Harrison grew up in Richmond and Berkeley, the daughter of a single mother, Yvette Radford, who is “this amazing woman, like superwoman,” Harrison said. Now a vice president in charge of external and community affairs for Kaiser Permanente, Radford worked for Berkeley Mayor Tom Bates and other local politicians. Harrison said her mother is this “amazing role model, who has been so inspiring to me, still to this day.”
The one thing she didn’t get from her mother was her interest in food. That came from Patricia Curtan, a one-time sous chef at Chez Panisse. Curtan, the longtime illustrator for Chez Panisse’s menus and Alice Waters’ books, was the mother of Harrison’s best friend from childhood.

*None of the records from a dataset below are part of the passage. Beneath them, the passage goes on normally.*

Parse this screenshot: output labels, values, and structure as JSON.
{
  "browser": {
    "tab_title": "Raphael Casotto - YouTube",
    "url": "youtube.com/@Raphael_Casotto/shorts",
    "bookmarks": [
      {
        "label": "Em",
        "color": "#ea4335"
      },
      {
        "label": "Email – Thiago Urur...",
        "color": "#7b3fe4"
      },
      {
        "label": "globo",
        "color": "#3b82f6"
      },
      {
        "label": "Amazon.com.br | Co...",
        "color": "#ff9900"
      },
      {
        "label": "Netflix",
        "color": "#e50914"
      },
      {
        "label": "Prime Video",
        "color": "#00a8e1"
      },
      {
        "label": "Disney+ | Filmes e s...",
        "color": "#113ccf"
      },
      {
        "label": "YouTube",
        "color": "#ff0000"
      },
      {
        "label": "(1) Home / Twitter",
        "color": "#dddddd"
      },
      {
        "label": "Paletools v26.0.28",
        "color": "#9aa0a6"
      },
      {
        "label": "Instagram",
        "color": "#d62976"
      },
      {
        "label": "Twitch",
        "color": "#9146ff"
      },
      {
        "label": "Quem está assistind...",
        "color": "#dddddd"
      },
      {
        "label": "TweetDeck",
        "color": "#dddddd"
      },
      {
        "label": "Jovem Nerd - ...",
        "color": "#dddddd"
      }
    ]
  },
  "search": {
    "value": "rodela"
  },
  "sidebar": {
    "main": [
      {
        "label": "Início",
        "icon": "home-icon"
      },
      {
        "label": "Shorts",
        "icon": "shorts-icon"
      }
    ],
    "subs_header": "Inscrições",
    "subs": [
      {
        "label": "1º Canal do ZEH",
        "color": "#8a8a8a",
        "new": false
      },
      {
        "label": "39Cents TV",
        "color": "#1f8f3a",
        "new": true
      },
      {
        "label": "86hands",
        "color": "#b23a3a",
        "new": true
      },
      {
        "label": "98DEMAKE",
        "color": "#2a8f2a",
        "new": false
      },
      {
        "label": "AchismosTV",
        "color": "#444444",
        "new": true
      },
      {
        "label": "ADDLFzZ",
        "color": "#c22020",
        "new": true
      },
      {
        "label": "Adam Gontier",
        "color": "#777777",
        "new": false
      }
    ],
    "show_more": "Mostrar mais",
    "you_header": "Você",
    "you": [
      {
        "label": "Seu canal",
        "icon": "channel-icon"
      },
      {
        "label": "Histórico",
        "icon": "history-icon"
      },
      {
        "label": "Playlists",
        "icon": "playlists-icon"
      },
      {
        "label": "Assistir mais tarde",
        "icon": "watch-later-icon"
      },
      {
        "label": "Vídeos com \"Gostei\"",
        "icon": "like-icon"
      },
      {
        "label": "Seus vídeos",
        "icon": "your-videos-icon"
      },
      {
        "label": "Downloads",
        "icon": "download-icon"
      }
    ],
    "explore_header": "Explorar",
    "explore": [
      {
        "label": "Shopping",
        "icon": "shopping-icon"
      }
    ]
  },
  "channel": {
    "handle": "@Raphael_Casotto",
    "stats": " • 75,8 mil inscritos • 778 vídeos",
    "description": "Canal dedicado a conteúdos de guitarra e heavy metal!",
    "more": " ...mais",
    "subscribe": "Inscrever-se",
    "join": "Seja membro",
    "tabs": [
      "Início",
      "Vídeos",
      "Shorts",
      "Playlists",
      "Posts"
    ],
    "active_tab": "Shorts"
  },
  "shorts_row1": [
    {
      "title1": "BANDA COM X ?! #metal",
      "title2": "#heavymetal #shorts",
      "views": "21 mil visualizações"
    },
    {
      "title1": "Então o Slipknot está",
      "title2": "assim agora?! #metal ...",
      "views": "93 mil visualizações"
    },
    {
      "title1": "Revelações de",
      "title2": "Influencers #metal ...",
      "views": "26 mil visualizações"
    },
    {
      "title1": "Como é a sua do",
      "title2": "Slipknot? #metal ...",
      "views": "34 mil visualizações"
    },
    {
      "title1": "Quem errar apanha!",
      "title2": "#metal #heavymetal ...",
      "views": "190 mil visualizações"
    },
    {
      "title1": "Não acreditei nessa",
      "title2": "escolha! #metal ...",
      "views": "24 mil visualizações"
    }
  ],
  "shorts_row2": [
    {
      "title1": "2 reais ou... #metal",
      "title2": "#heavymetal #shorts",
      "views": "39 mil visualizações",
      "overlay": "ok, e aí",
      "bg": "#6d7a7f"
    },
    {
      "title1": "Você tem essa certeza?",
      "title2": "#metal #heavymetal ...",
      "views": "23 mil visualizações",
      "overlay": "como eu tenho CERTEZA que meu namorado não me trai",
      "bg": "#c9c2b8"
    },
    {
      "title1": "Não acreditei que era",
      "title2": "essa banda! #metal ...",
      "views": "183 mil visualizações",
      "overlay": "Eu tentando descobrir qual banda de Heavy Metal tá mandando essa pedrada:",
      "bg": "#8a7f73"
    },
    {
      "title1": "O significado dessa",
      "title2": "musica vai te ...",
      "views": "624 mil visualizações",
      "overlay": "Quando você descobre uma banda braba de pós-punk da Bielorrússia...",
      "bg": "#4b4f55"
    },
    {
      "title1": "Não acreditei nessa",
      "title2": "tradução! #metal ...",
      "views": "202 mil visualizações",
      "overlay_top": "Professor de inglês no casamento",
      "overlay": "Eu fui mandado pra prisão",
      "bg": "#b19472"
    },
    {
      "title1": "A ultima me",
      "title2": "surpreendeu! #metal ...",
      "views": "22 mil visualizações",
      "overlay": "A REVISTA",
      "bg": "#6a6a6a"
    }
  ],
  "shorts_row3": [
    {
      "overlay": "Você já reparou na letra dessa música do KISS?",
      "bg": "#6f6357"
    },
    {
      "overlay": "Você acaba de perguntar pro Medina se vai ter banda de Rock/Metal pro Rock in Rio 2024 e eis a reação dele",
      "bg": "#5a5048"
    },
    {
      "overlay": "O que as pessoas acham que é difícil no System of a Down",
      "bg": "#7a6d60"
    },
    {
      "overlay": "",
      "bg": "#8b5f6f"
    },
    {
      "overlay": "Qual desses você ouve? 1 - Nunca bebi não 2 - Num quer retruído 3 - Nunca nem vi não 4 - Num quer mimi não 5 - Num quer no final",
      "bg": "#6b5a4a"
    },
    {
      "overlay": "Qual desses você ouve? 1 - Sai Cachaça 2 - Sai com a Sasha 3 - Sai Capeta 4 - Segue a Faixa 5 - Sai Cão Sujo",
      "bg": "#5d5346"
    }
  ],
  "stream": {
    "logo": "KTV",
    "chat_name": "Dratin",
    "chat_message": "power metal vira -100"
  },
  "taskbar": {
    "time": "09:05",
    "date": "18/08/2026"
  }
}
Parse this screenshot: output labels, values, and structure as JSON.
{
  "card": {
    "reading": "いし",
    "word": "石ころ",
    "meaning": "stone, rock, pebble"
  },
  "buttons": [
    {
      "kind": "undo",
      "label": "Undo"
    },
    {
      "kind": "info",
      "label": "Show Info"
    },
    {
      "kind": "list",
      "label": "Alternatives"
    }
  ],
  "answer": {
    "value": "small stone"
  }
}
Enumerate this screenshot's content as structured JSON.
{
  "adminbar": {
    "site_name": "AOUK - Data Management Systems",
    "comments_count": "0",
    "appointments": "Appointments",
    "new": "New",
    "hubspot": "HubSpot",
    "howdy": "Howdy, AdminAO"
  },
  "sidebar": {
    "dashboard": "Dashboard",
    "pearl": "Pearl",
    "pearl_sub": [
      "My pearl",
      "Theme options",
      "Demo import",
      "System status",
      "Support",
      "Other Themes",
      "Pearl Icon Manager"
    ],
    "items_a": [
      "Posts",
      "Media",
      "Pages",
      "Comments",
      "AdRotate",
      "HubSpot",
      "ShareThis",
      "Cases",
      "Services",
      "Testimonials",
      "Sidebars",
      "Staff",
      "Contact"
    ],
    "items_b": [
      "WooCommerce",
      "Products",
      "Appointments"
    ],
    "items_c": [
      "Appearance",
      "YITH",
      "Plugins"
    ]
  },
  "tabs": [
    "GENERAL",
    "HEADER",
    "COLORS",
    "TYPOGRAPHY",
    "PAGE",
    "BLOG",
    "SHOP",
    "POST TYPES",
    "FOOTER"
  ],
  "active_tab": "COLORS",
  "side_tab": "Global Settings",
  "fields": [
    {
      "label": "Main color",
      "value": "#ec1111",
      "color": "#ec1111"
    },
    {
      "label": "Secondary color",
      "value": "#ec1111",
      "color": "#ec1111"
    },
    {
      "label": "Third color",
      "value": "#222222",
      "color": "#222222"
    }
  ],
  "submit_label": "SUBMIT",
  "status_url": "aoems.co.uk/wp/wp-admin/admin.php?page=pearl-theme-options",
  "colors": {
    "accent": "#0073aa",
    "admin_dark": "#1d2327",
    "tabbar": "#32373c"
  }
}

“She would always make the freshest food, much of it from her own garden, and handmade pasta” Harrison said. “Even though I wasn’t so invested in food then, it definitely caught my eye.”
It wasn’t until a friend started taking culinary classes at Laney College that Harrison felt drawn to do the same. “It just triggered something, immediately from my first day, and I thought, ‘I’m going to do this for the rest of my life,’” she said, noting that she enjoyed “even the grunt work.”
In her early days in restaurant kitchens, she said that she often had to prove herself as a woman of color working among the mostly male chefs, experiencing discrimination and disrespect in the process.
At some point she answered a Craigslist ad for an as-then-unnamed Uptown restaurant. The job was at iconic Oakland spot Flora, cooking under chef Rico Rivera, who is now chef/owner of Oakland’s Almond & Oak. She stayed for nearly seven years, working her way from garde manger (cold dishes) to sous chef. “Rico really took me under his wing and invested in me as a person and as a chef,” Harrison said. “He’s had a huge influence on every decision I make.”
It was also at Flora that she worked on an all-female line of chefs for the first time. She still recalls it fondly, saying “it was like magic, like butter.”
From Flora, she went to Youth UpRising, and then opened her own catering business, JusLa Eats. When the pandemic began, JusLa partnered with Jose Andres’ World Central Kitchen, providing hundreds of meals for those in need. Eventually, Harrison started JusLa doing pop-ups, refining her vision, and honing her ideas for what would become Roux40. A GoFundMe has been helping her raise funds for the business (she welcomes donations but does not want any investors, she said).
When Roux40 opens — Harrison’s target date is October — Harrison hopes to prioritize the hiring of young people of color who have an interest in hospitality. She worked closely with many folks like this at Youth UpRising, an organization in East Oakland that provides opportunities for young, at-risk residents.
There is a lack of people of color in leading roles at restaurant kitchens, Harrison said, an issue that she has experienced first-hand. With Roux40, she hopes to change that by offering members of historically underrepresented groups a new path to success.
“Some are able to learn by experience, but they don’t always get the opportunity if they don’t have the experience,” she said. “I want more of these young people to have the opportunities that I had that brought me to where I am now.”
When it opens, Roux40 will be at 375 40th St. (near Opal Street), Oakland. Watch Roux40 on Instagram for the latest news on openings and pop-ups.